Produce a faithful copy of every record below, without the pictures.

─── Supplied entries ───

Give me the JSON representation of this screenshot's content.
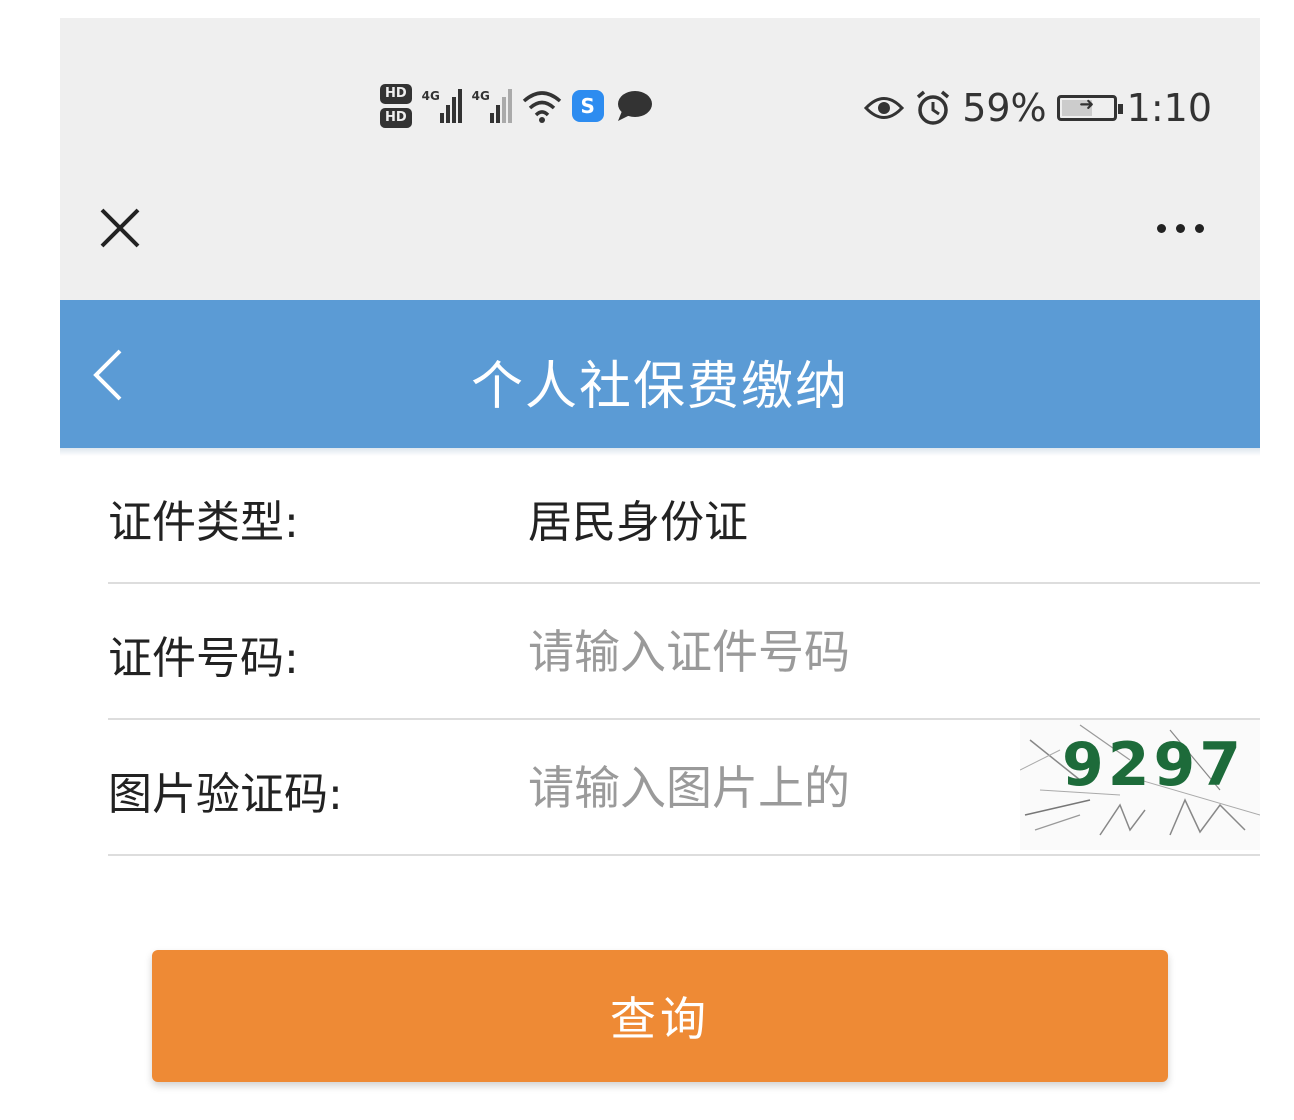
{
  "status_bar": {
    "hd_top": "HD",
    "hd_bottom": "HD",
    "sim1_label": "4G",
    "sim2_label": "4G",
    "app_badge_glyph": "S",
    "battery_percent": "59%",
    "battery_level": 0.59,
    "time": "1:10",
    "icons": [
      "hd-icon",
      "signal-icon",
      "wifi-icon",
      "app-badge-icon",
      "chat-icon",
      "eye-icon",
      "alarm-icon",
      "battery-icon"
    ]
  },
  "wechat_bar": {
    "close_icon": "close-icon",
    "more_icon": "more-icon"
  },
  "header": {
    "title": "个人社保费缴纳",
    "back_icon": "chevron-left-icon",
    "bg_color": "#5b9bd5"
  },
  "form": {
    "id_type": {
      "label": "证件类型:",
      "value": "居民身份证"
    },
    "id_number": {
      "label": "证件号码:",
      "placeholder": "请输入证件号码"
    },
    "captcha": {
      "label": "图片验证码:",
      "placeholder": "请输入图片上的",
      "code": "9297"
    }
  },
  "query_button": {
    "label": "查询",
    "color": "#ee8a35"
  }
}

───

Written solution:
Give me the JSON representation of this screenshot's content.
{
  "status_bar": {
    "hd_top": "HD",
    "hd_bottom": "HD",
    "sim1_label": "4G",
    "sim2_label": "4G",
    "app_badge_glyph": "S",
    "battery_percent": "59%",
    "battery_level": 0.59,
    "time": "1:10",
    "icons": [
      "hd-icon",
      "signal-icon",
      "wifi-icon",
      "app-badge-icon",
      "chat-icon",
      "eye-icon",
      "alarm-icon",
      "battery-icon"
    ]
  },
  "wechat_bar": {
    "close_icon": "close-icon",
    "more_icon": "more-icon"
  },
  "header": {
    "title": "个人社保费缴纳",
    "back_icon": "chevron-left-icon",
    "bg_color": "#5b9bd5"
  },
  "form": {
    "id_type": {
      "label": "证件类型:",
      "value": "居民身份证"
    },
    "id_number": {
      "label": "证件号码:",
      "placeholder": "请输入证件号码"
    },
    "captcha": {
      "label": "图片验证码:",
      "placeholder": "请输入图片上的",
      "code": "9297"
    }
  },
  "query_button": {
    "label": "查询",
    "color": "#ee8a35"
  }
}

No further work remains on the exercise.